> _Aim of the task_
Keep every line in which "label" occurs and drop the rest of the data.

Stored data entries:
········

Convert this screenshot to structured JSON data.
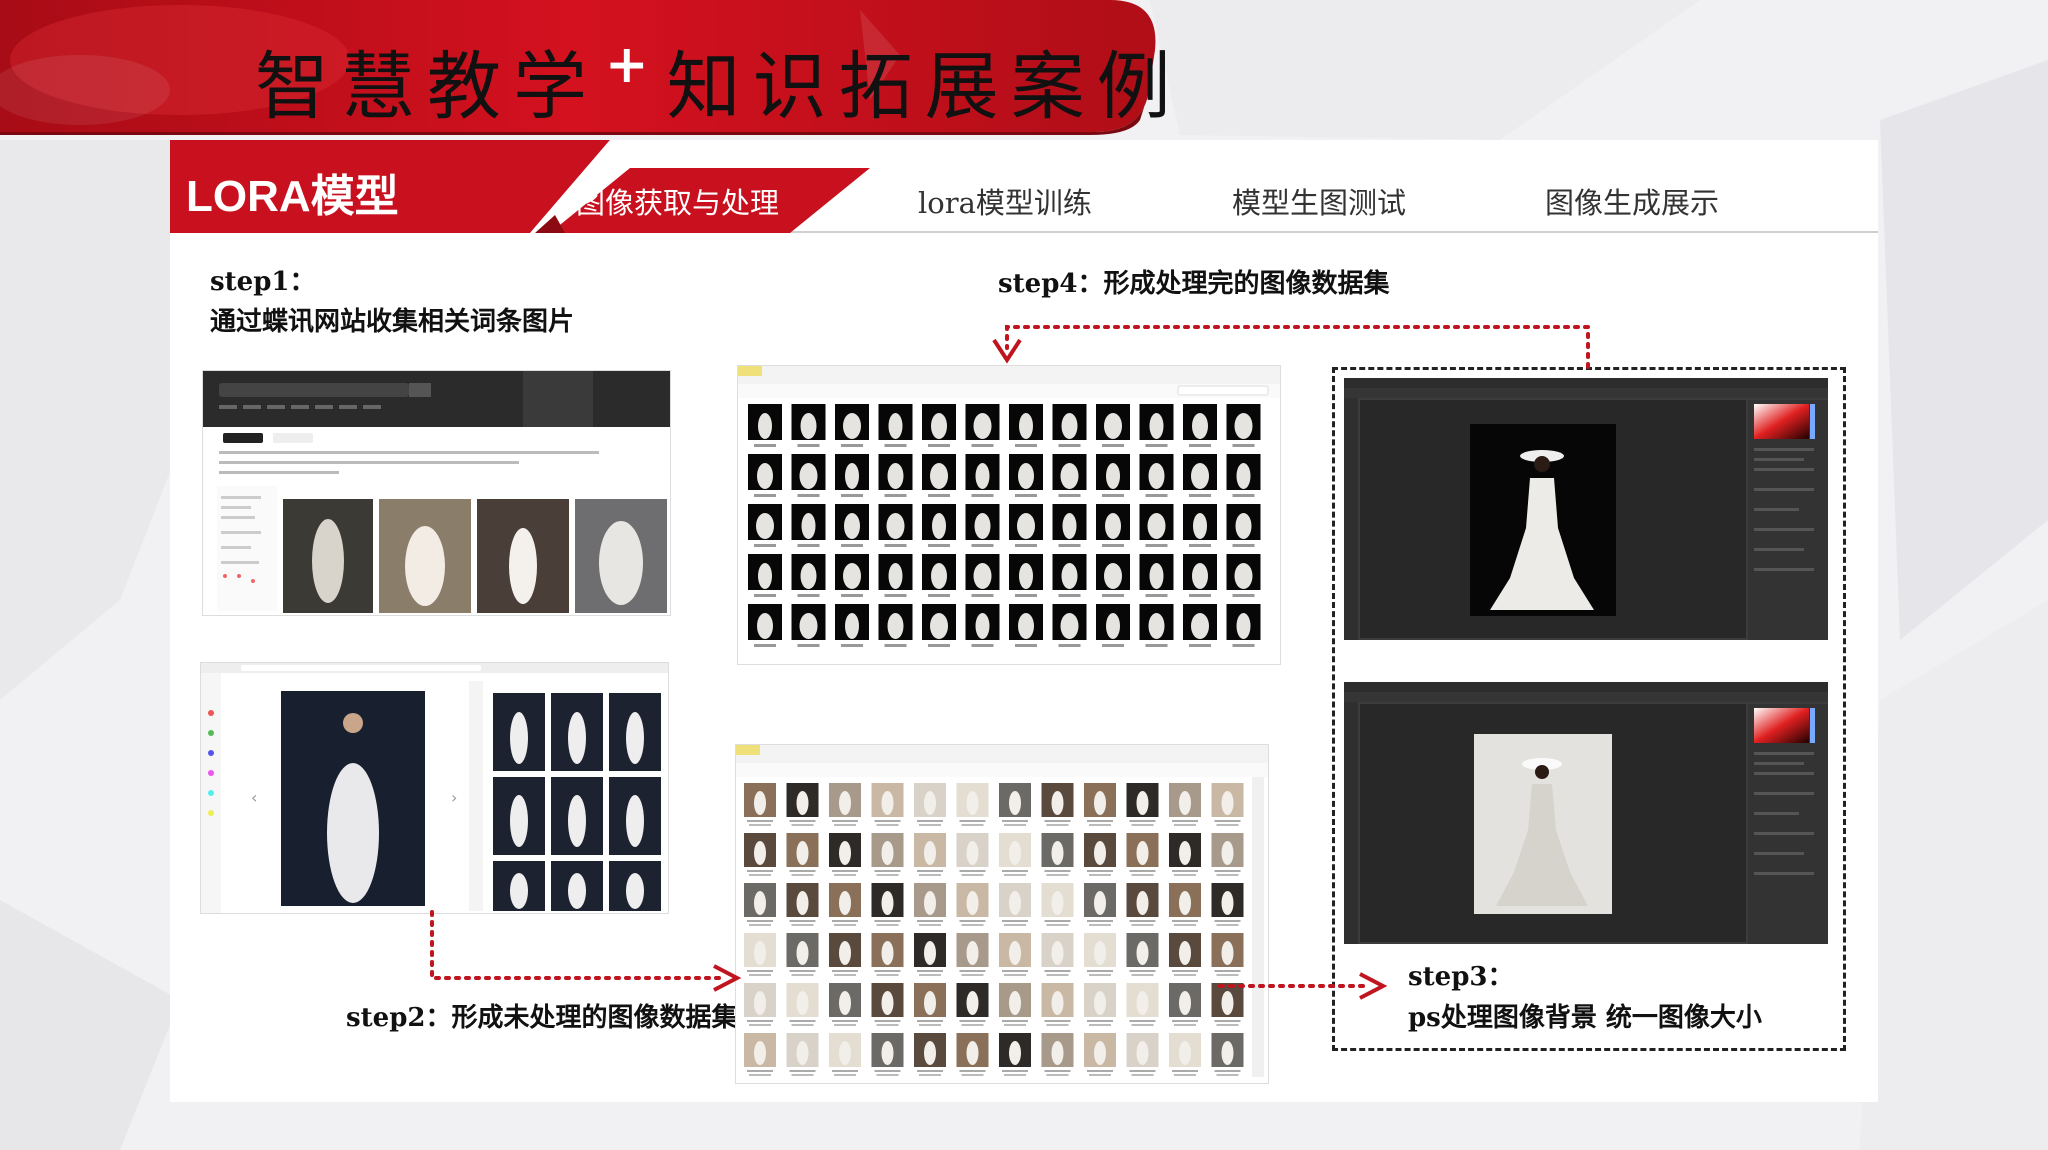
{
  "header": {
    "title_left": "智慧教学",
    "title_plus": "+",
    "title_right": "知识拓展案例"
  },
  "section": {
    "title": "LORA模型",
    "tabs": [
      {
        "label": "图像获取与处理",
        "active": true
      },
      {
        "label": "lora模型训练",
        "active": false
      },
      {
        "label": "模型生图测试",
        "active": false
      },
      {
        "label": "图像生成展示",
        "active": false
      }
    ]
  },
  "steps": {
    "step1_title": "step1：",
    "step1_desc": "通过蝶讯网站收集相关词条图片",
    "step2": "step2：形成未处理的图像数据集",
    "step3_title": "step3：",
    "step3_desc": "ps处理图像背景 统一图像大小",
    "step4": "step4：形成处理完的图像数据集"
  },
  "colors": {
    "accent_red": "#c8101e",
    "dark_red": "#8c0a12",
    "arrow_red": "#c0141e",
    "ps_dark": "#3c3c3c"
  },
  "icons": [
    "plus-icon",
    "arrow-down-icon",
    "arrow-right-icon"
  ]
}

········

> _Answer_
        "label": "图像获取与处理",
        "label": "lora模型训练",
        "label": "模型生图测试",
        "label": "图像生成展示",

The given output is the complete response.